We’ll be using the same test as we did for uncached performance, which sends 10,000 clients to each site over 5 minutes and measures the average response time (again, lower is better).
I’ve always been a huge advocate of DigitalOcean (and I still am). I love the approach they’ve taken over the years to simplify deploying cloud servers for developers like myself. Not only that, but I’ve always found their pricing both fair and easy to understand. I hope they continue to refine the cloud experience for us, non-DevOps folks. If you’re looking for the most straightforward server provider to use with SpinupWP, then look no further than DigitalOcean. Like AWS and Google Cloud, they’re expanding into other cloud services and have recently launched managed databases and virtual private clouds. I’m excited to see how they continue to simplify the cloud experience.
Until the launch of Amazon Lightsail I’d always shied away from using AWS for anything other than S3 and Cloudfront. The sheer volume of AWS services alone makes it difficult to know what service to use for a specific use case. Coupled with the complicated UI and pricing, AWS has never been my goto solution for cloud servers. However, Amazon Lightsail is a massive step in the right direction. Although the UI and UX aren’t quite on par with DigitalOcean or Vultr, it’s considerably better than deploying EC2 instances via the AWS console.

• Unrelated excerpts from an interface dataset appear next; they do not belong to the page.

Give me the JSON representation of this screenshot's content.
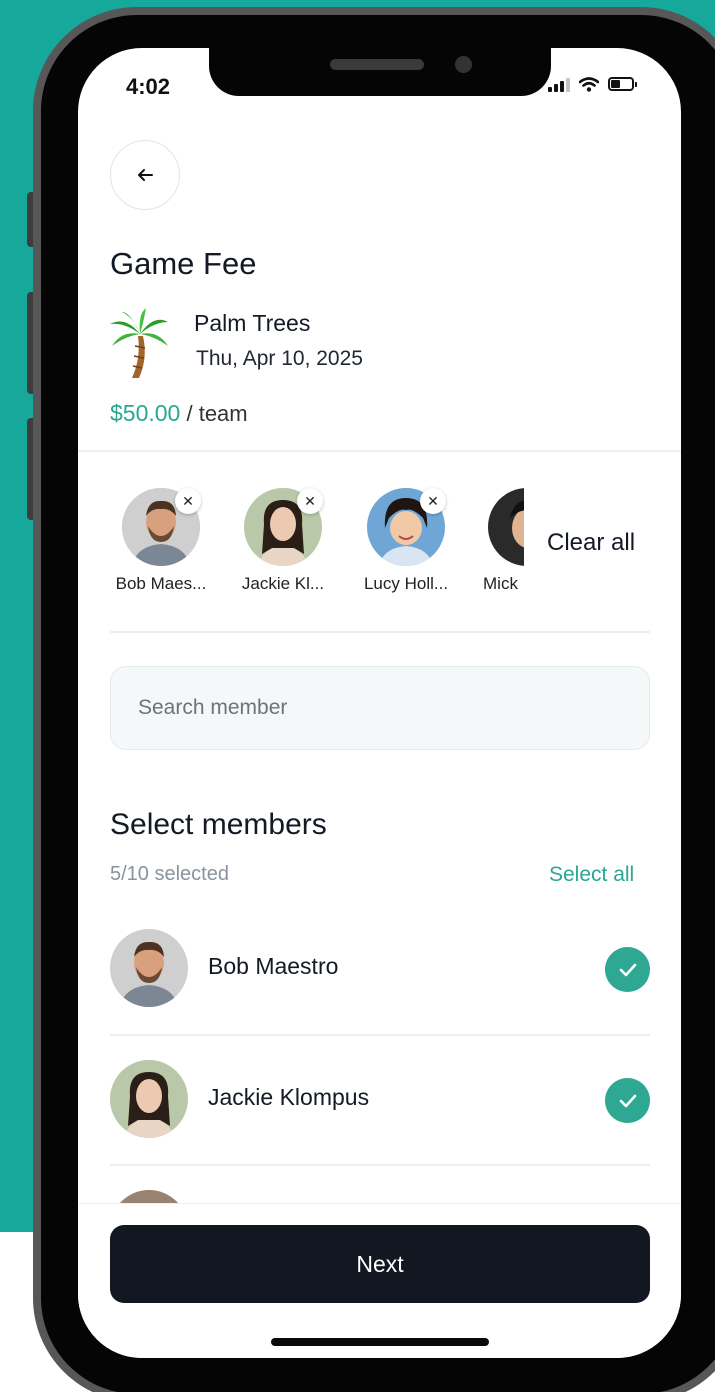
{
  "status_bar": {
    "time": "4:02"
  },
  "header": {
    "title": "Game Fee"
  },
  "event": {
    "venue": "Palm Trees",
    "date": "Thu, Apr 10, 2025",
    "price": "$50.00",
    "price_unit": "/ team",
    "venue_icon": "palm-tree-icon"
  },
  "selected_chips": [
    {
      "label": "Bob Maes..."
    },
    {
      "label": "Jackie Kl..."
    },
    {
      "label": "Lucy Holl..."
    },
    {
      "label": "Mick"
    }
  ],
  "clear_all_label": "Clear all",
  "search": {
    "placeholder": "Search member"
  },
  "members_section": {
    "title": "Select members",
    "count": "5/10 selected",
    "select_all_label": "Select all"
  },
  "members": [
    {
      "name": "Bob Maestro",
      "selected": true
    },
    {
      "name": "Jackie Klompus",
      "selected": true
    }
  ],
  "next_label": "Next",
  "colors": {
    "accent": "#2aa791",
    "background": "#17a89c",
    "button": "#121722"
  }
}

Although I’ve been using DigitalOcean for a few years now, maybe it’s time to take Vultr for a spin the next time I need a cloud server. Their UI and UX are on-par with DigitalOcean, and their high frequency compute instances offer unparalleled performance for the price. What cloud provider do you use for hosting WordPress? Let us know in the comments below.